In September 2017, Throup was criticised for claiming expenses for first class tickets when she travelled by rail, despite official guidance from parliamentary watchdog IPSA - set up in the wake of the 2009 expenses scandal - saying politicians should “consider value for money” when booking tickets. She was revealed to be one of only 22 MPs who never travelled standard class. However, she argued that her claims were permissible within the expenses rules and that the first class tickets were cheaper than some standard class tickets available.[20]

References[edit]

  1. ^ "No. 61230". The London Gazette. 18 May 2015. p. 9120.
  2. ^ "Biography for Maggie Throup". Archived from the original on 22 October 2017. Retrieved 22 October 2017.
  3. ^ a b "General Election: The battle for Solihull". Birmingham Post. 6 April 2010. Archived from the original on 22 October 2017. Retrieved 22 October 2017.
  4. ^ a b "Erewash". UK Polling Report. Archived from the original on 22 October 2017. Retrieved 22 October 2017.
  5. ^ Gildea, Samantha (6 June 2017). "General Election 2017 - Erewash will be contested by these candidates". Derby Telegraph. Archived from the original on 22 October 2017. Retrieved 22 October 2017.
  6. ^ a b "About Maggie". Maggie Throup.
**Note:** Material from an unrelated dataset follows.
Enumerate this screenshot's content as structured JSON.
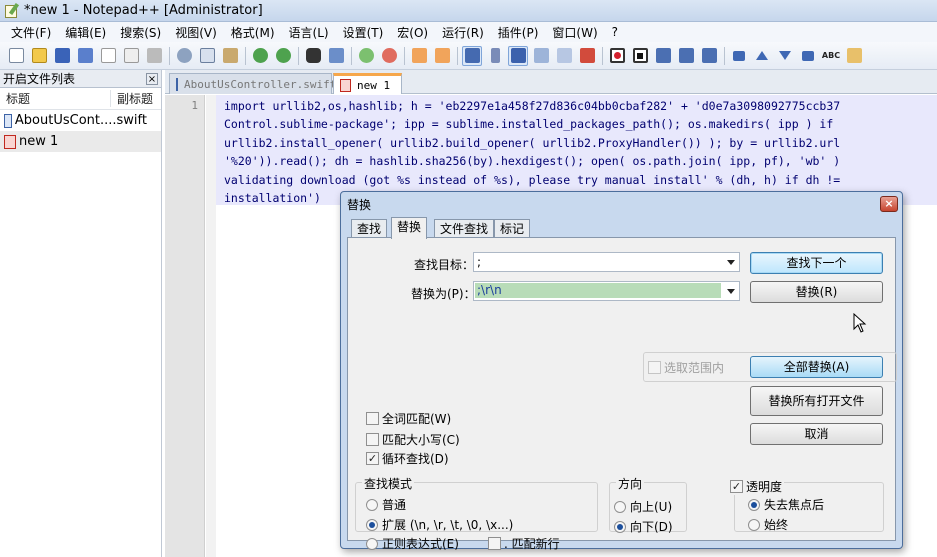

Archived from the original on 22 October 2017. Retrieved 22 October 2017.
  7. ^ a b "Maggie Throup's CV". Democracy Club. Archived from the original on 23 October 2017. Retrieved 22 October 2017.
  8. ^ "Colne Valley". BBC News. Archived from the original on 24 December 2006. Retrieved 4 December 2016.
  9. ^ "Solihull". BBC News. Archived from the original on 15 January 2016. Retrieved 4 December 2016.
  10. ^ "Erewash". BBC News. Archived from the original on 20 May 2017. Retrieved 22 October 2017.
  11. ^ a b "Maggie Throup MP". parliament.uk. Archived from the original on 22 October 2017. Retrieved 22 October 2017.
  12. ^ "EU vote: Where the cabinet and other MPs stand". BBC News. 22 June 2016. Archived from the original on 3 October 2017. Retrieved 22 October 2017.
  13. ^ "Erewash". BBC News. Archived from the original on 20 May 2017. Retrieved 22 October 2017.
  14. ^ "Maggie Throup MP". GOV.UK. Retrieved 8 August 2018.
  15. ^ "Obesity". parliament.uk. Archived from the original on 22 October 2017. Retrieved 22 October 2017.
  16. ^ "Register of All-Party Parliamentary Groups" (PDF). parliament.uk. 8 November 2017. pp. 508, 533, 652.
  17. ^ "Election Expenses Exposed". Channel 4 News. 23 June 2016. Retrieved 8 August 2018.
  18. ^ "No charges over 2015 Conservative battle bus cases". BBC. Retrieved 8 August 2018.
  19. ^ "Housing Bill: Tories aren't the only party whose MPs are landlords". International Business Times. 21 January 2016. Retrieved 8 August 2018.
  20. ^ "Three Tory Derbyshire MPs claim £10k on first-class train tickets in a year". Derby Telegraph. 8 September 2017. Retrieved 8 August 2018.

External links[edit]

Parliament of the United Kingdom
Preceded by
Jessica Lee
Member of Parliament
for Erewash

2015–present
Incumbent